He was a true cowboy, and there was nothing he could not rope, ride or fix with a little bailing twine. Always the first one to be saddled up in the morning and the last one to head home in the evening, he was as tough as they come but just as generous. He left a legacy of two generations of cowboys and cowgirls that he helped to raise and train up in the cowboy way.
James “Buck” Allemand
Buck was born in 1931 and grew up on his family’s sheep ranch near Midwest Wyoming. As a child, he not only learned the sheep business but also broke horses and put up hay. He grew up at a time when the range was truly open; communication was by word of mouth only, transportation was primarily by horseback and supply shopping was done just twice a year.
He spent the blizzard of ’49 on his own in a sheep wagon covered with snow, with only the stovepipe visible. He did not see another soul for 36 days, while he forced his way out of the sheep wagon and rode 7 miles to make sure cattle were fed. His father flew over every few days to drop supplies.
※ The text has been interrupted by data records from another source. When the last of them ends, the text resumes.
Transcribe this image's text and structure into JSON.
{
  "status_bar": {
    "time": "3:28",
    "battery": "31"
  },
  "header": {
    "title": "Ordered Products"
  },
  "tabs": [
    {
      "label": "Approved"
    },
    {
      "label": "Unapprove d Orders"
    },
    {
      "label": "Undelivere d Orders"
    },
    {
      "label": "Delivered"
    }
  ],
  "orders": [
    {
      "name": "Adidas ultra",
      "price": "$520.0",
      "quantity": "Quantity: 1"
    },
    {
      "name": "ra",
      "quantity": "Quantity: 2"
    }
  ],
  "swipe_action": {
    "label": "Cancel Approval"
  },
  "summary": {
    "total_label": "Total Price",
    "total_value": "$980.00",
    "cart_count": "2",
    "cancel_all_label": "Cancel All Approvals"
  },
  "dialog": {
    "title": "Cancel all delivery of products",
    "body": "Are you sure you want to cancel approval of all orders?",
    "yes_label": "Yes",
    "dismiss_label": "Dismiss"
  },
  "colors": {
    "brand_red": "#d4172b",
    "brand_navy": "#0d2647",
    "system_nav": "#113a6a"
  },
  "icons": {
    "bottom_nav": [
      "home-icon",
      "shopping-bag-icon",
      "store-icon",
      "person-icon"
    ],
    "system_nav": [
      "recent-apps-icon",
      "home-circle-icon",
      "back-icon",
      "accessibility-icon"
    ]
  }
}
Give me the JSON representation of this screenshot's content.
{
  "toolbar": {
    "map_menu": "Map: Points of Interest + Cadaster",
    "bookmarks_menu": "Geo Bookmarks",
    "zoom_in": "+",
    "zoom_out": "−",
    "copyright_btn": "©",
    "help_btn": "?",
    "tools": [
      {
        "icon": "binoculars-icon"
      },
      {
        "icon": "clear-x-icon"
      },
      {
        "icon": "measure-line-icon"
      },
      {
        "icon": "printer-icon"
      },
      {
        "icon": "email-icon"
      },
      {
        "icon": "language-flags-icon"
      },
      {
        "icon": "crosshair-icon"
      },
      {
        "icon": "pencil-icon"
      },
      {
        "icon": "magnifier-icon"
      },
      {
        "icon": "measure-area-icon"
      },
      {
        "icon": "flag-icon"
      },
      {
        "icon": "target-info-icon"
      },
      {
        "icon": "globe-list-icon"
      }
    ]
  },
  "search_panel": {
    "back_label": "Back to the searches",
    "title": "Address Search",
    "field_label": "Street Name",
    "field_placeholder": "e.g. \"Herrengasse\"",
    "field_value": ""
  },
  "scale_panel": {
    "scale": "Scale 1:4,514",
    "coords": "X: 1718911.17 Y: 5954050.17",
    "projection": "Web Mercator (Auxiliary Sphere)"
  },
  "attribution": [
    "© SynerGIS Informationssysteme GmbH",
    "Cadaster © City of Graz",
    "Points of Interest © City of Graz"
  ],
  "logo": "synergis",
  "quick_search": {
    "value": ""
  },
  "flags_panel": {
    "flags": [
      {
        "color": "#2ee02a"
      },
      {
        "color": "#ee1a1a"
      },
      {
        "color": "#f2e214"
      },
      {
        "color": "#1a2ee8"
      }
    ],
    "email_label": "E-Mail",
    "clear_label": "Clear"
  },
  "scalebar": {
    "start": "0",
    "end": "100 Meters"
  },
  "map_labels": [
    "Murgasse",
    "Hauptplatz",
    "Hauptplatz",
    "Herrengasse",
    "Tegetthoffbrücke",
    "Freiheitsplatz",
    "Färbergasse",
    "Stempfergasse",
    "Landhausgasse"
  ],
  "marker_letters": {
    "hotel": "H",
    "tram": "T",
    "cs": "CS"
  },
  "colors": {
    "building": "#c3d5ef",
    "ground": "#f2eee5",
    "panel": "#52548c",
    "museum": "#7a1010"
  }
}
He served in the United States Air Force for the 82nd Airborne from 1952-1954. After returning from the service, he continued in the ranching business and raised his family. In 1969, Buck ramrodded the trail drive of 1215 head of cattle from the TTT ranch near Kaycee to the Bolton Ranch near Rawlins for Herman Warner. The manuscripts of the trip reside in the Cowboy Hall of Fame in Oklahoma City. He has lived an exciting western way of life, including riding a bucking horse for a Marlboro commercial. He continues the cowboy life today and after trying to retire three times he still owns cattle and participates in ranch activities.
Charles Powell “Powd” Clemmons 1901-1987
Powd was born in Rawlins WY in 1901 and would often tell people, “I got here as quick as I could.” He grew up when the West was still wild, and there was no telephone service, electricity or indoor plumbing. He often recounted how wolves would trail him while he rode long distances to fetch the mail.
He worked for the ID and Buzzard ranches, as well as for Ben Roberts, as foreman of the JE Ranch. He also operated his own ranch on Canyon Creek in the 1950’s. He worked through many difficult conditions, including the Great Depression, severe droughts, grasshopper plagues and the Blizzard of ’49.
He was also an accomplished saddle bronc rider and competed in and won many rodeos throughout Wyoming. After retiring from bronc riding, he was often called on to serve as a rodeo judge. He also competed in roping and bulldogging
In the fall of 1961 he sustained life-threatening internal injuries when the horse he was riding fell and rolled over him. This accident forced him to retire from full-time cowboy work. After recovering from the accident, he worked for Alcova Irrigation District for 15 years. In 1976, he accepted a position as water commissioner and received a citation from Governor Herschler for his work.
Please join us on July 7th to honor these great Cowboys and Cowgirls.